And so did Valentine*.
But Margie wouldn't know the truth
If it bit her from behind.
*Phil Valentine, conservative talk show host
I hope this rhyme does not offend,
It is not meant to do.
It's only that we can't pretend
Fake facts will get us through.
And why, you say, a send up
Of Mary's Little Lamb.
False claims did plague its author, though
She'd published her iamb.
Eighteen thirty was the date
On Mrs. Hale's book.
'Twas nineteen twenty-eight, about, when
Old Ford* had a look.
*Henry Ford, famous for cars and conspiracy theories
He wrote that Hale plagiarized
The poem she’d published first.
The lie went out across the land.
This fib was not Ford’s worst.
His may have rivaled Margie's lies,
Though, that I do not know.
But at the time, he did his part
Mean chaos here* to sow.
*Via his newspaper, Dearborn Independent
Nineteen twenty-seven saw
Him hateful towards the Jews.
The case, it went before the court.
The judge decried his views.
Ford used slave labor overseas
To build in German towns.
Despite his past apologies,
The liar doubled down.
So now we come to Margie's “facts,”
The same The Donald told.
Like Henry Ford they watch folks die,
While piling up the gold.
**Next week will be a drabble.
Saturdays, while stepmother and stepsisters high-society circulated, Cinder Princess rubbed the mirror until it shimmered into a river that led to her mother and father.
The rest of the week, she did her stepmother’s bidding. Charwork produced strong arms, lean legs, a smile more charming than any in the kingdom.
Intuition, purity, and her parent’s love led her to a trove worthy of Croesus, truly home. Her arms comforting, her smile a beacon to all in need, Cinder Princess lived happily ever after.
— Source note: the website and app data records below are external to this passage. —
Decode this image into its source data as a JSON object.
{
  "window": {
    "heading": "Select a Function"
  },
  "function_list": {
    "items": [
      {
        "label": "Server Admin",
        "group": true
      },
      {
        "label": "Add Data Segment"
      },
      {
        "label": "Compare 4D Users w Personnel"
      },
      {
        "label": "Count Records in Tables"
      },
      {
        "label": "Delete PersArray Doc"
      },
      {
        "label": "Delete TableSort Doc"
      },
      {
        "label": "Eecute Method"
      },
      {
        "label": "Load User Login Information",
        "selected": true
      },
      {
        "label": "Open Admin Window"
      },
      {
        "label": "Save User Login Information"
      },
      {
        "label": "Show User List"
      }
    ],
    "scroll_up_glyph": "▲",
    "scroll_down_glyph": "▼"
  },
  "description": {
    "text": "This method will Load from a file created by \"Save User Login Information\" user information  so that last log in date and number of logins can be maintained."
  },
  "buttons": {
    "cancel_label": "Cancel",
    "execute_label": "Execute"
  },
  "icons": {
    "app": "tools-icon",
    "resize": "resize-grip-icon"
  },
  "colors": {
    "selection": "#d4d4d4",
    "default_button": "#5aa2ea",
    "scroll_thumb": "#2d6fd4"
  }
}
Jealous, undeserving and greedy, stepmother and stepsisters followed the mirror into the stingy life that was their just reward.
Inspired by Jane Yolen’s Moon Ribbon.
Flax fields grew atop a rocky mountain. Never suspecting they would be trampled, the pretty blue flowers waved at trucks filled with chemicals. They expected to become fiber, fabric, clothing, paper; to end in a spark of light and heat, ascending to the sun. That is what their ancestors had done.
But they were destined to die under machines that would mine shale, producing oil that would make polyester, gas that would become electricity to power the paper of the internet. Their glory short lived, the flowers photosynthesized carbon from the atmosphere, but not enough to cool the warming earth.
Hans Christian Anderson, The Flax inspired this story.
A desperate hag stood on the step.
As Hezbella opened the door, children spilled outside in a game of chase. “Can I help you?” Hezbella, a generous person, really meant this.
“Take her back. Please.”
“Do I know you?” Tugging at Hezbella’s skirts, a small child made a hiding place.
“I have your first born.”
Hezbella tried hard to remember, but so much had happened. “That was ages ago. Something about arugula?”
“I can’t keep up with her.”
“Teenagers can be tough. But you have so many advantages, being a witch and all.”
“Wicked young crushes wicked old every time.”